Oesophageal cancer: caregiver mental health and strain
Article first published online: 12 MAY 2008
Copyright © 2008 John Wiley & Sons, Ltd.
Volume 17, Issue 12, pages 1196–1201, December 2008
How to Cite
Donnelly, M., Anderson, L.A., Johnston, B.T., Watson, R.G.P., Murphy, S.J., Comber, H., McGuigan, J., Reynolds, J.V. and Murray, L.J. (2008), Oesophageal cancer: caregiver mental health and strain. Psycho-Oncology, 17: 1196–1201. doi: 10.1002/pon.1337
- Issue published online: 25 NOV 2008
- Article first published online: 12 MAY 2008
- Manuscript Accepted: 27 DEC 2007
- Manuscript Revised: 28 NOV 2007
- Manuscript Received: 29 MAY 2007
Objective: To investigate strain and mental health among family caregivers of oesophageal cancer patients and possible factors associated with caregiver mental health and strain.
Methods: Patients with oesophageal adenocarcinoma in Ireland were recruited into the FINBAR study (the main aim of which was to investigate factors influencing the Barrett's adenocarcinoma relationship). Carers completed the 13-item Caregiver Strain Index and the General Health Questionnaire-30 (GHQ) in the context of a brief interview with trained research staff that was undertaken separately from the interview with each cancer patient.
Results: Two hundred and twenty-seven patients participated in the FINBAR study.

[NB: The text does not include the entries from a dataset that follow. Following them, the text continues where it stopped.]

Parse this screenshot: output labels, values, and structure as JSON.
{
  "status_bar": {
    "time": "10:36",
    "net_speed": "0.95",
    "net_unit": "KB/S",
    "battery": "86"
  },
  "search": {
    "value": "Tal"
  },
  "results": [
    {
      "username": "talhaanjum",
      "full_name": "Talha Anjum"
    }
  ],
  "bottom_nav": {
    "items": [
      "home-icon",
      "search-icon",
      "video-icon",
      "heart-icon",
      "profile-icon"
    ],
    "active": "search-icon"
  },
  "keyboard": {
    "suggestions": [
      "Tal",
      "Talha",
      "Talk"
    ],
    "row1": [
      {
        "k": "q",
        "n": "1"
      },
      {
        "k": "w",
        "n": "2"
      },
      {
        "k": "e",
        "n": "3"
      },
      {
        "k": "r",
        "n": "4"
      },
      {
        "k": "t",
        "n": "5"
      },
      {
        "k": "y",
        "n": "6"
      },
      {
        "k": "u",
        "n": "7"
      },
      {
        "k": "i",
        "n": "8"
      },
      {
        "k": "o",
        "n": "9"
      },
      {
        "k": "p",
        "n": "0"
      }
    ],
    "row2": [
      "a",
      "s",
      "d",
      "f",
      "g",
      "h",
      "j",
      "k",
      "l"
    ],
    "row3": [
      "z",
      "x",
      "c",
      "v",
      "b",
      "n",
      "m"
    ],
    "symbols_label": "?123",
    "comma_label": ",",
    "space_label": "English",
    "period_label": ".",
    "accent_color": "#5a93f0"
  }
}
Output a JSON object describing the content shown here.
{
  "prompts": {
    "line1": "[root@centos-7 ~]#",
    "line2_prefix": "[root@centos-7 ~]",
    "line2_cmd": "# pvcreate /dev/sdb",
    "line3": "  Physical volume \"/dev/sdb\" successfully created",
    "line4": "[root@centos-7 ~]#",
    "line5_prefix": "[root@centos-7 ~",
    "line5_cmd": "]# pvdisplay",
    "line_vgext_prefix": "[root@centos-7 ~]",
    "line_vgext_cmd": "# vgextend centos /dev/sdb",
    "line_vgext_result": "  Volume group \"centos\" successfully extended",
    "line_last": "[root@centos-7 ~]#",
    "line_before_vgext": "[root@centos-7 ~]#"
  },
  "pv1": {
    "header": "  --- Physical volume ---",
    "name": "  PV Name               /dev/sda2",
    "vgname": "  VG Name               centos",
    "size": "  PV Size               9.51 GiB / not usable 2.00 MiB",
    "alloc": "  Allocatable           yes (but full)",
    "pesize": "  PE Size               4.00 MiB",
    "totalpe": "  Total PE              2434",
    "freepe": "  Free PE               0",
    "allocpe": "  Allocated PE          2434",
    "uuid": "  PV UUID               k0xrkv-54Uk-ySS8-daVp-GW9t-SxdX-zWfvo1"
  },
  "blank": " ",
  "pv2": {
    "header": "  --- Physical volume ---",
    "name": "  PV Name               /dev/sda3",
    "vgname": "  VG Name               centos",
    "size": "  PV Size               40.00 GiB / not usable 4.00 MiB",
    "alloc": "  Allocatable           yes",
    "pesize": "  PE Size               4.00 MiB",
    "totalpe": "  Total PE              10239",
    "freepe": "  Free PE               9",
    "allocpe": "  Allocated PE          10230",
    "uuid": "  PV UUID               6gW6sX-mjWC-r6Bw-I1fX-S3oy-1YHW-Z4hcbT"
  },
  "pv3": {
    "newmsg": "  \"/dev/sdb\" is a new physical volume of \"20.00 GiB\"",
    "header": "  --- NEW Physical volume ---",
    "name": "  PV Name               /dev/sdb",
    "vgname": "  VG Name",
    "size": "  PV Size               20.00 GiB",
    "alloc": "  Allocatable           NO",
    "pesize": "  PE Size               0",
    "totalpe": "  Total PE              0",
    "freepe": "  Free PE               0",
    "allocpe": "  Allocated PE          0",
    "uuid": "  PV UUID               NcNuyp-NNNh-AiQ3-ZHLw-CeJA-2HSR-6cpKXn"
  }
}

A total of 39 patients did not have a family carer or the carer could not be identified. Fifty percent (94/188) of carers completed the questionnaires. Mean (SD) scores for strain (6.65, SD=3.63) and mental health status (10.21, SD=7.30) were high and 71% of carers scored >5 on the GHQ indicating psychological distress. There was a statistically significant positive relationship between level of strain experienced by caregivers and the severity of their mental health status and whether or not carers scored >5 on the GHQ. Relatives were 1.70 (95% CI 1.34–2.15) times more likely to be defined as high scorers with each unit increase in the CSI score.
Conclusions: A significant proportion of caregivers experienced high levels of strain and psychological distress. There is a need to provide appropriate support and services targeted specifically at reducing the considerable strain of caring for patients with oesophageal cancer, particularly for carers of patients from lower socioeconomic groups. Copyright © 2008 John Wiley & Sons, Ltd.